Millions of dollars in new grant opportunities are being offered to help year to help understand rapid climate variability and change.
The consequences of climate variability and change are becoming more immediate and profound than previously anticipated. Important impacts, such as the onset of prolonged droughts on several continents, increasing stresses on natural and managed ecosystems, loss of agricultural and forest productivity, altered biological feedbacks, degraded ocean and permafrost habitats, global sea level rise and the rapid retreat of ice sheets and glaciers, loss of Arctic sea ice, and changes in ocean currents, have highlighted that climate variability and change can have significant effects on decadal and shorter time scales, with significant consequences for plant, animal, human, and physical systems.
This activity enables interagency cooperation on one of the most pressing problems of the millennium--climate change--how it is likely to affect our world, and how we can proactively plan for its consequences. It allows the partner agencies--National Science Foundation (NSF), U.S. Department of Agriculture (USDA), and U.S. Department of Energy (DOE)--to combine resources to identify and fund the most meritorious and highest-impact projects that support their respective missions, while eliminating duplication of effort and fostering collaboration between agencies and the investigators they support.
This interdisciplinary grand challenge calls for the development of next-generation Earth System Models that include coupled and interactive representations of ecosystems, agricultural working lands and forests, urban environments, biogeochemistry, atmospheric chemistry, ocean and atmospheric currents, the water cycle, land ice, and human activities. The realization of these goals demands the engagement of diverse interdisciplinary teams of experimental, theoretical, modeling and computational researchers, including but not limited to, biologists, chemists, computer scientists, geoscientists, material scientists, mathematicians, physicists, cyberinfrastucture specialists, and social scientists. Successful proposals will develop intellectual excitement in the participating disciplinary communities. Also encouraged are proposals that promoted diversity and have broad educational or societal impacts that capitalize on this interdisciplinary opportunity.
Competitive projects should address key problems critical to linking relevant Earth system processes over a variety of spatial and temporal scales and to advancing the theoretical foundations for the modeling and simulation of existing data and data collected by the new and envisioned NSF environmental observatories.
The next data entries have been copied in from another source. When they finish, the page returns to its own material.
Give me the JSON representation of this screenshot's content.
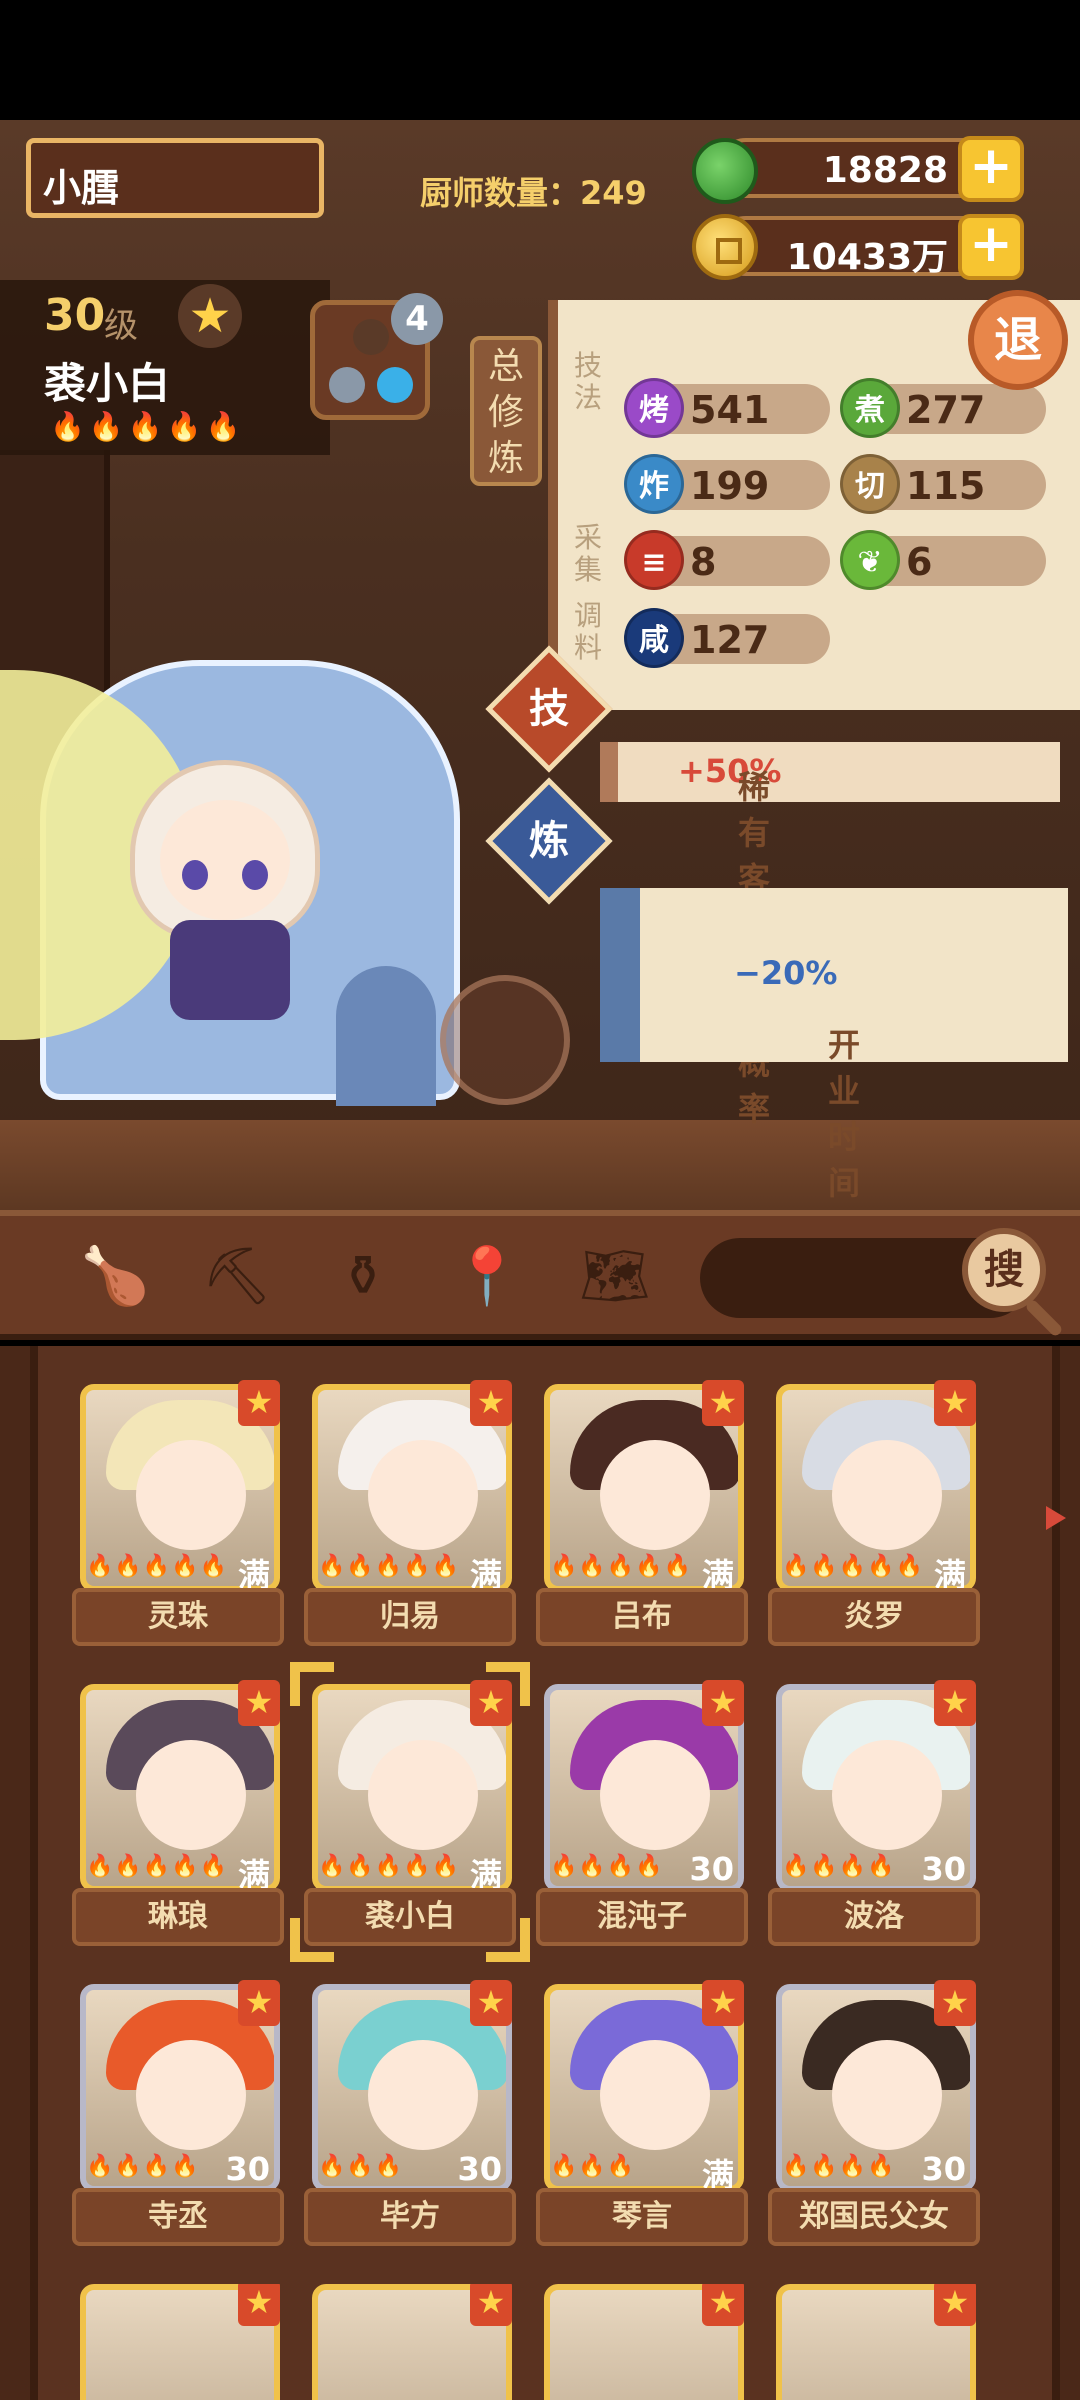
{
  "player": {
    "name": "小膤",
    "chef_count_label": "厨师数量：",
    "chef_count": "249"
  },
  "resources": {
    "jade": "18828",
    "coins": "10433万",
    "plus": "+"
  },
  "chef": {
    "level": "30",
    "level_unit": "级",
    "name": "裘小白",
    "flames": "🔥🔥🔥🔥🔥",
    "equip_count": "4"
  },
  "cultivation": {
    "tab_label": "总修炼",
    "quit_label": "退",
    "sections": {
      "technique": "技法",
      "gather": "采集",
      "seasoning": "调料"
    },
    "stats": {
      "roast": {
        "icon": "烤",
        "value": "541"
      },
      "boil": {
        "icon": "煮",
        "value": "277"
      },
      "fry": {
        "icon": "炸",
        "value": "199"
      },
      "cut": {
        "icon": "切",
        "value": "115"
      },
      "meat": {
        "value": "8"
      },
      "veg": {
        "value": "6"
      },
      "salt": {
        "icon": "咸",
        "value": "127"
      }
    }
  },
  "skills": {
    "skill_btn": "技",
    "refine_btn": "炼",
    "skill_effect_text": "稀有客人出现概率",
    "skill_effect_value": "+50%",
    "refine_effect_text": "开业时间",
    "refine_effect_value": "−20%"
  },
  "toolbar": {
    "search_btn": "搜",
    "icons": [
      "drumstick-icon",
      "shovel-icon",
      "jar-icon",
      "location-icon",
      "map-question-icon"
    ]
  },
  "chef_list": [
    {
      "name": "灵珠",
      "tag": "满",
      "flames": "🔥🔥🔥🔥🔥",
      "hair": "#f3e6b8"
    },
    {
      "name": "归易",
      "tag": "满",
      "flames": "🔥🔥🔥🔥🔥",
      "hair": "#f5f0ec"
    },
    {
      "name": "吕布",
      "tag": "满",
      "flames": "🔥🔥🔥🔥🔥",
      "hair": "#4a2a22"
    },
    {
      "name": "炎罗",
      "tag": "满",
      "flames": "🔥🔥🔥🔥🔥",
      "hair": "#d8dce4"
    },
    {
      "name": "琳琅",
      "tag": "满",
      "flames": "🔥🔥🔥🔥🔥",
      "hair": "#5a4a5a"
    },
    {
      "name": "裘小白",
      "tag": "满",
      "flames": "🔥🔥🔥🔥🔥",
      "hair": "#f5ece2"
    },
    {
      "name": "混沌子",
      "tag": "30",
      "flames": "🔥🔥🔥🔥",
      "hair": "#9a3aa8"
    },
    {
      "name": "波洛",
      "tag": "30",
      "flames": "🔥🔥🔥🔥",
      "hair": "#e9f2f0"
    },
    {
      "name": "寺丞",
      "tag": "30",
      "flames": "🔥🔥🔥🔥",
      "hair": "#e85a2a"
    },
    {
      "name": "毕方",
      "tag": "30",
      "flames": "🔥🔥🔥",
      "hair": "#7ad0d0"
    },
    {
      "name": "琴言",
      "tag": "满",
      "flames": "🔥🔥🔥",
      "hair": "#7a6ad8"
    },
    {
      "name": "郑国民父女",
      "tag": "30",
      "flames": "🔥🔥🔥🔥",
      "hair": "#3a2a22"
    }
  ],
  "colors": {
    "accent_gold": "#f0c24a",
    "panel_brown": "#5a2f1c",
    "roast_purple": "#9a4ac8",
    "boil_green": "#5aa83a",
    "fry_blue": "#3a8ac8",
    "cut_tan": "#a8824a"
  }
}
Proposals are encouraged that have the potential to dramatically improve our predictive capabilities as well as our understanding of how small and large scale processes lead to non-linearities and activation thresholds.
The specific goals of this solicitation are to improve upon and extend current modeling capabilities in order to:
- Achieve comprehensive, reliable global and regional predictions of decadal climate variability and change through advanced understanding of the coupled interactive physical, chemical, biological and human processes that drive the climate system.
- Quantify the impacts of climate variability and change on ecological, agricultural and other human systems, and identify and quantify feedback loops through which human systems help determine environmental outcomes.
- Maximize the utility of available observational and model data for impact and vulnerability/resilience assessments through up/downscaling activities.
- Effectively translate model results and associated uncertainties into the scientific basis for well-informed human adaptation to and management decisions for climate change.
Two types of proposals--incubator/capacity building activities (Type 1) and large collaborative interdisciplinary research projects (Type 2)--are solicited. Please refer to Section II, Program Description, for additional information about the two categories of proposals.
Type 1 Proposals: Type 1 proposals should describe incubator and capacity/community building activities that focus on specific outcomes that address one or more goals of the solicitation. Efforts might include the formation of new interdisciplinary partnerships that formulate and explore fresh, innovative research strategies that could be developed into Type 2 projects. Type 1 projects may also include exploratory pilot research projects aligned with the program goals. Type 1 proposals may be up to 3 years in duration and range up to $300,000 per year. Please note that standard one-time workshop proposals will not be entertained in this competition and that the National Institute of Food and Agriculture at USDA (USDA-NIFA) does not intend to fund Type 1 proposals.
Type 2 Proposals: Type 2 proposals should describe large, ambitious, collaborative, inter/multidisciplinary efforts that advance the state of Earth System Modeling on regional and decadal scales. Proposers should clearly state how their efforts contribute to the overall goals of the program. Where appropriate, investigators are encouraged to incorporate methods and metrics that assess the reliability of predictions. It is anticipated that typical Type 2 projects will be 3 to 5 years in duration, with budgets in the range of $300,000 to $1,000,000 per year.
For a complete description of and application to this program please visit the link below.http://www.nsf.gov/pubs/2010/nsf10554/nsf10554.htm?WT.mc_id=USNSF_25&WT.mc_ev=click